The Folly of Empire

MG Siegler has an interesting TechCrunch item about Microsoft’s eye-popping losses in its online business:

Microsoft released their Q1 2011 earnings today. The results were very good except for one very big blemish: the Online Division. Last quarter, the division lost $560 million for Microsoft. That’s better than the previous quarter when it lost a staggering $696 million, but it’s much worse than a year ago, when it lost $477 million. In the past year, Microsoft has lost well over $2 billion from the division.

Let me repeat that: 1 year, a $2 billion loss.

Obviously, any startup that did that would have long since gone under — with that kind of burn rate, they probably would have gotten the plug pulled a few weeks into existence no matter how well-funded they were. But Microsoft keeps pumping money into the division. And they have to. Because even they realize it’s the future.

There’s an interesting divergence here between the perspective of Microsoft qua institution and Microsoft as a cooperative enterprise undertaken for the benefit of its shareholders. The conventional wisdom is that Microsoft needs to expand beyond its super-profitable core businesses because “[t]he web is making Windows (and every operating system) less vital, while at the same time coming up with free and/or cheap tools to replace the relatively expensive Office.” Therefore, the smart strategy for Microsoft is to take the giant profit margins of Office and Windows and plow them into new ventures.

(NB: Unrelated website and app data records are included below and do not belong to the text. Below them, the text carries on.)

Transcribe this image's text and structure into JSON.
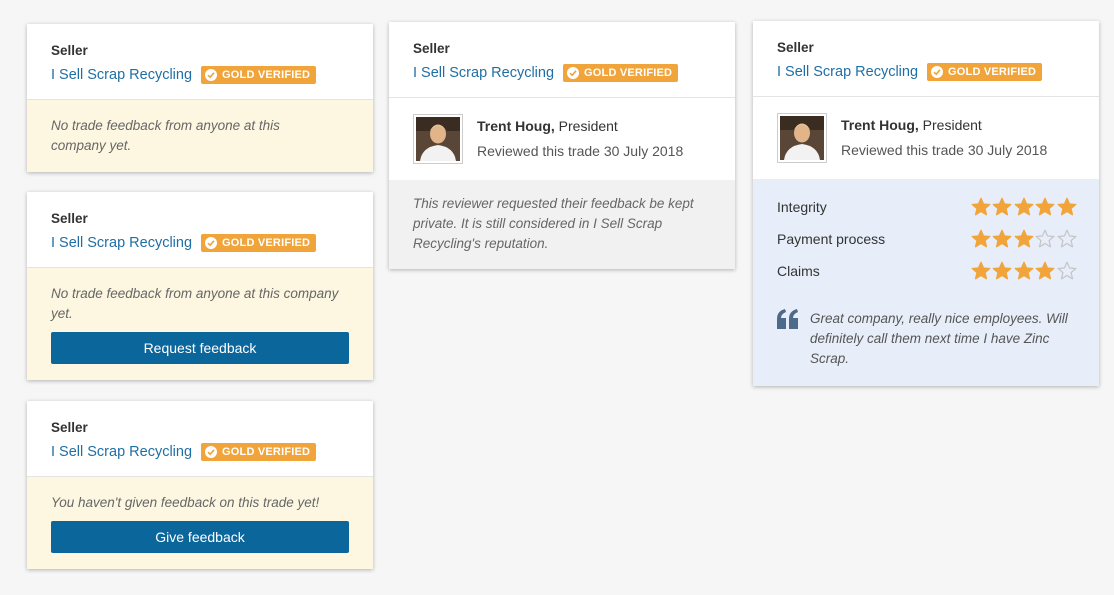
{
  "seller_label": "Seller",
  "company_name": "I Sell Scrap Recycling",
  "badge_text": "GOLD VERIFIED",
  "colors": {
    "badge": "#f0a43a",
    "link": "#1f6fa5",
    "button": "#0b669c",
    "star": "#f0a43a"
  },
  "card1": {
    "message": "No trade feedback from anyone at this company yet."
  },
  "card2": {
    "message": "No trade feedback from anyone at this company yet.",
    "button": "Request feedback"
  },
  "card3": {
    "message": "You haven't given feedback on this trade yet!",
    "button": "Give feedback"
  },
  "card4": {
    "reviewer_name": "Trent Houg,",
    "reviewer_title": "President",
    "reviewed_text": "Reviewed this trade 30 July 2018",
    "message": "This reviewer requested their feedback be kept private. It is still considered in I Sell Scrap Recycling's reputation."
  },
  "card5": {
    "reviewer_name": "Trent Houg,",
    "reviewer_title": "President",
    "reviewed_text": "Reviewed this trade 30 July 2018",
    "ratings": [
      {
        "label": "Integrity",
        "stars": 5,
        "max": 5
      },
      {
        "label": "Payment process",
        "stars": 3,
        "max": 5
      },
      {
        "label": "Claims",
        "stars": 4,
        "max": 5
      }
    ],
    "quote": "Great company, really nice employees. Will definitely call them next time I have Zinc Scrap.",
    "quote_icon": "quote-icon"
  }
}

An alternative approach would be to just say “we’ve got a great core business here that’s still great today and may or may not be obsolete in the future, so we’re just going to keep doing what we do well and pay out giant dividends.”

In practice that never happens. As firms like Microsoft mature, they do start paying dividends, but they never really go “all in.” Psychologically, successful business executives are bound to regard themselves as above-average businessmen who can maximize shareholder value by keeping profits in-house. And from a talent-retention/recruitment perspective it would probably seem demoralizing to just say “eh, we’re giving up on growth.” And of course it’s more fun to be the CEO of a large growing firm that’s a vital player on the cutting edges of technology than to preside over a stagnant-though-wealthy mechanism for funneling billions of dollars from corporate IT departments to shareholders. And in practice, the logistics of hostile takeovers are horrible and they’re rarely attempted.

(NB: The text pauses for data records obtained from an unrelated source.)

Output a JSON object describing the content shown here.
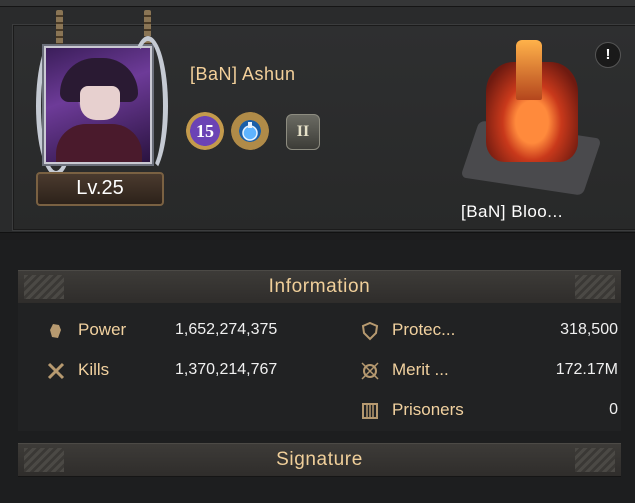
{
  "profile": {
    "name": "[BaN] Ashun",
    "level": "Lv.25",
    "badges": [
      {
        "icon": "level-15-badge",
        "text": "15"
      },
      {
        "icon": "potion-badge",
        "text": ""
      },
      {
        "icon": "rank-badge",
        "text": "II"
      }
    ]
  },
  "castle": {
    "name": "[BaN] Bloo...",
    "icon": "castle-icon"
  },
  "alert": "!",
  "information": {
    "header": "Information",
    "stats": [
      {
        "icon": "power-fist-icon",
        "label": "Power",
        "value": "1,652,274,375"
      },
      {
        "icon": "kills-swords-icon",
        "label": "Kills",
        "value": "1,370,214,767"
      },
      {
        "icon": "protection-shield-icon",
        "label": "Protec...",
        "value": "318,500"
      },
      {
        "icon": "merit-icon",
        "label": "Merit ...",
        "value": "172.17M"
      },
      {
        "icon": "prison-icon",
        "label": "Prisoners",
        "value": "0"
      }
    ]
  },
  "signature": {
    "header": "Signature"
  }
}
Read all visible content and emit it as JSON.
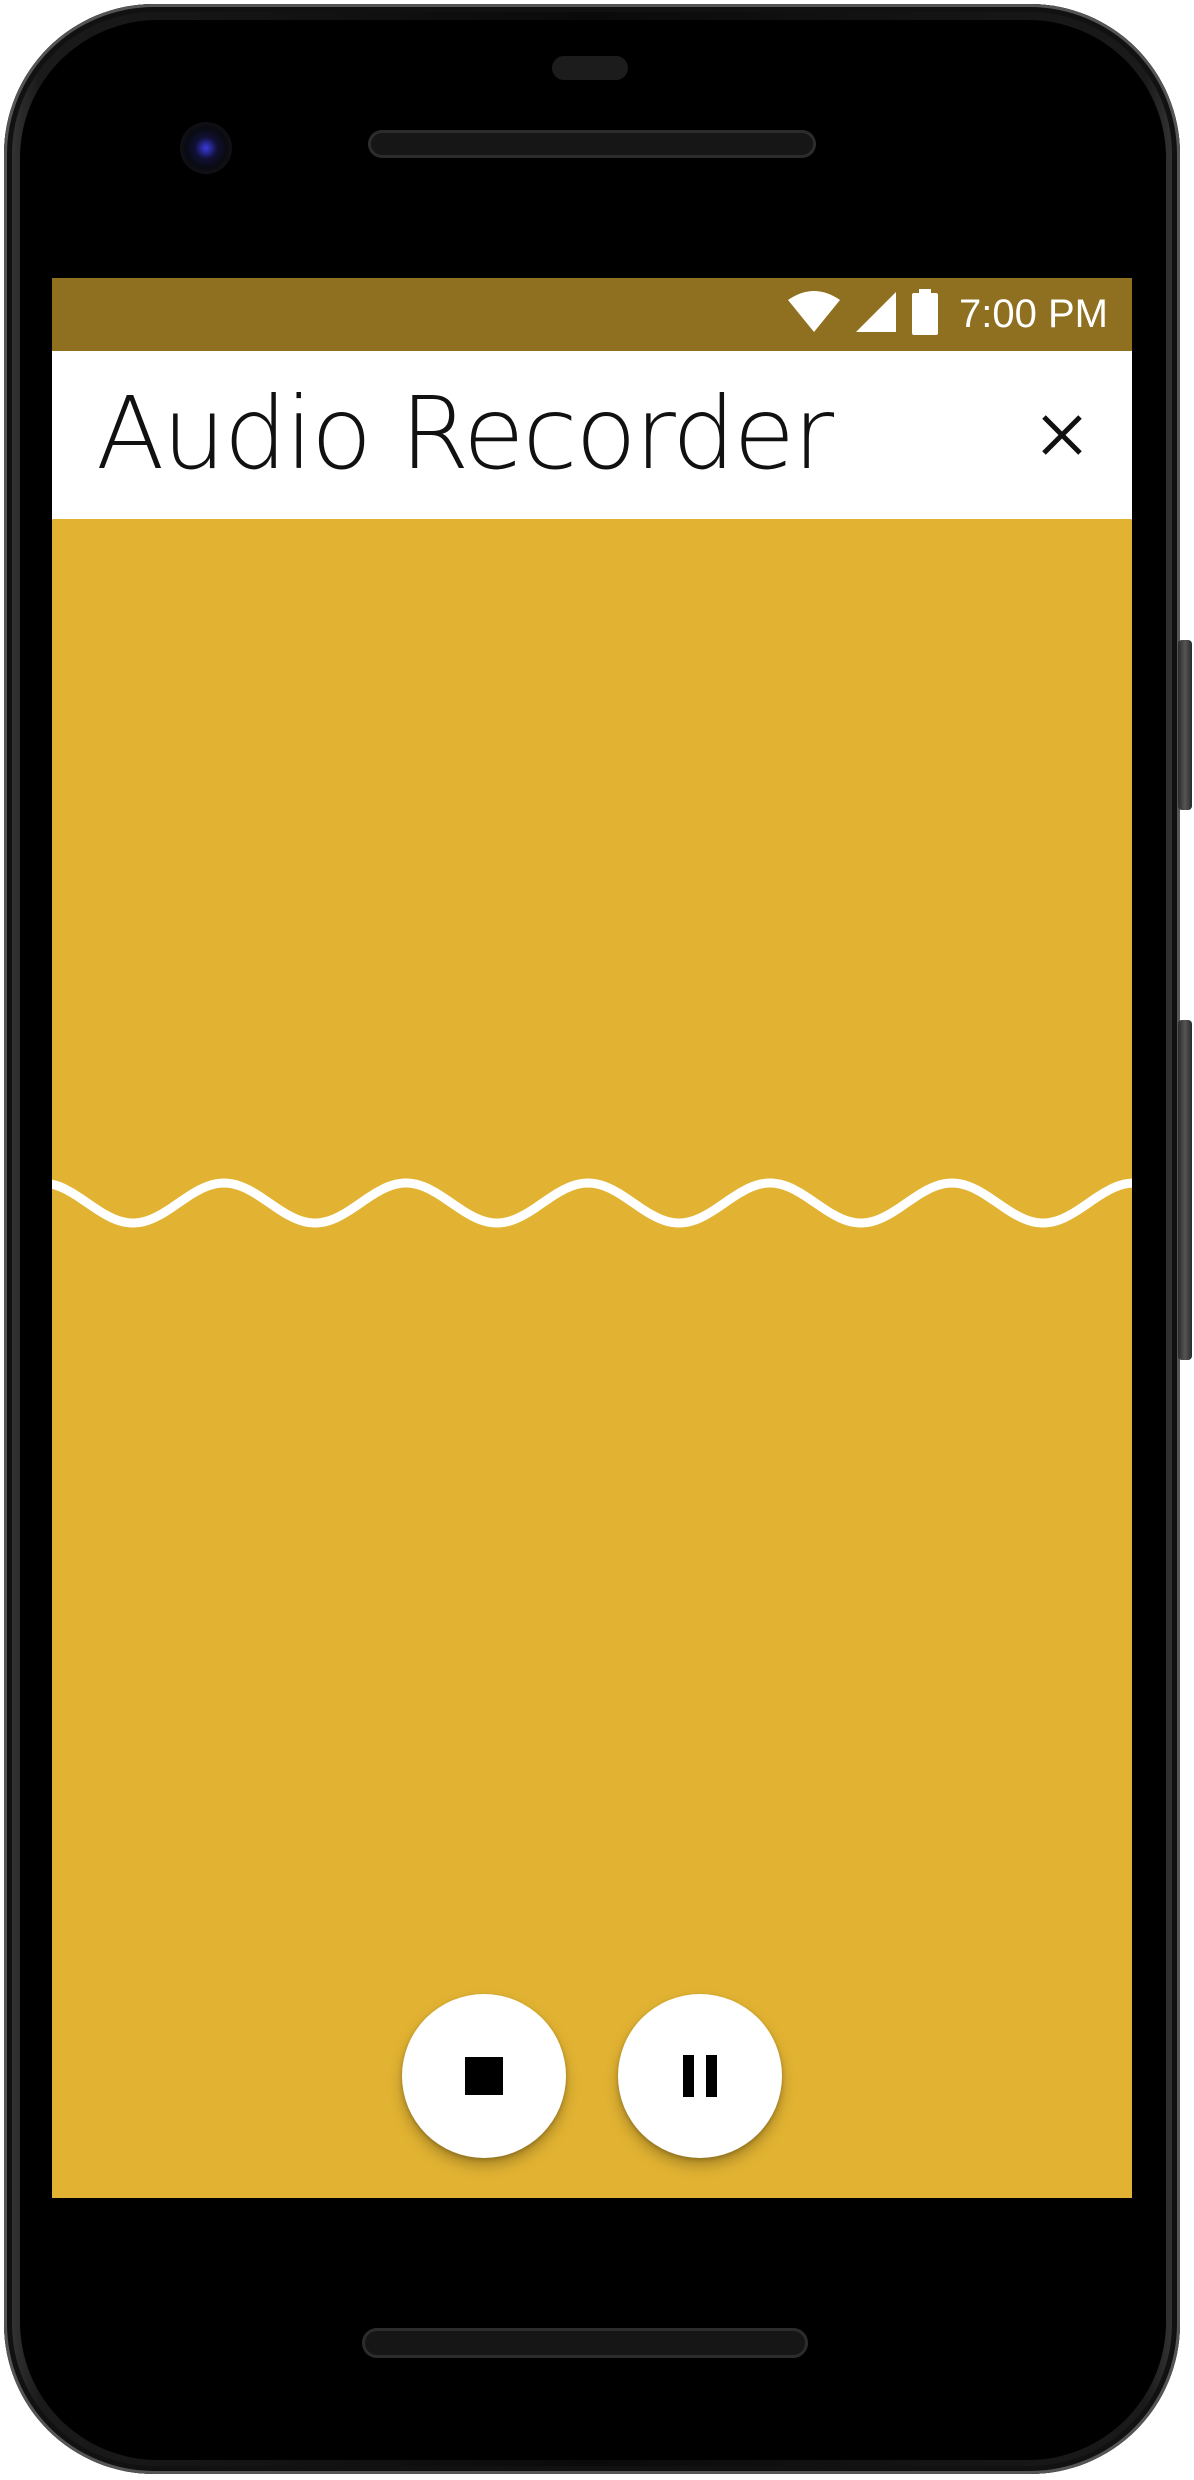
{
  "status_bar": {
    "time": "7:00 PM",
    "icons": [
      "wifi-icon",
      "cellular-signal-icon",
      "battery-icon"
    ],
    "color": "#8e7020"
  },
  "app_bar": {
    "title": "Audio Recorder",
    "close_icon": "close-icon"
  },
  "recorder": {
    "background_color": "#e2b332",
    "waveform_icon": "sine-wave",
    "controls": {
      "stop_icon": "stop-icon",
      "pause_icon": "pause-icon"
    }
  }
}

And Microsoft is by no means unusual in this regard. Google is very aggressively pushing into new businesses instead of sitting on its existing cash cows, and Apple has a famously gigantic cash stockpile being presumably conserved for some nebulous future M&A; activity.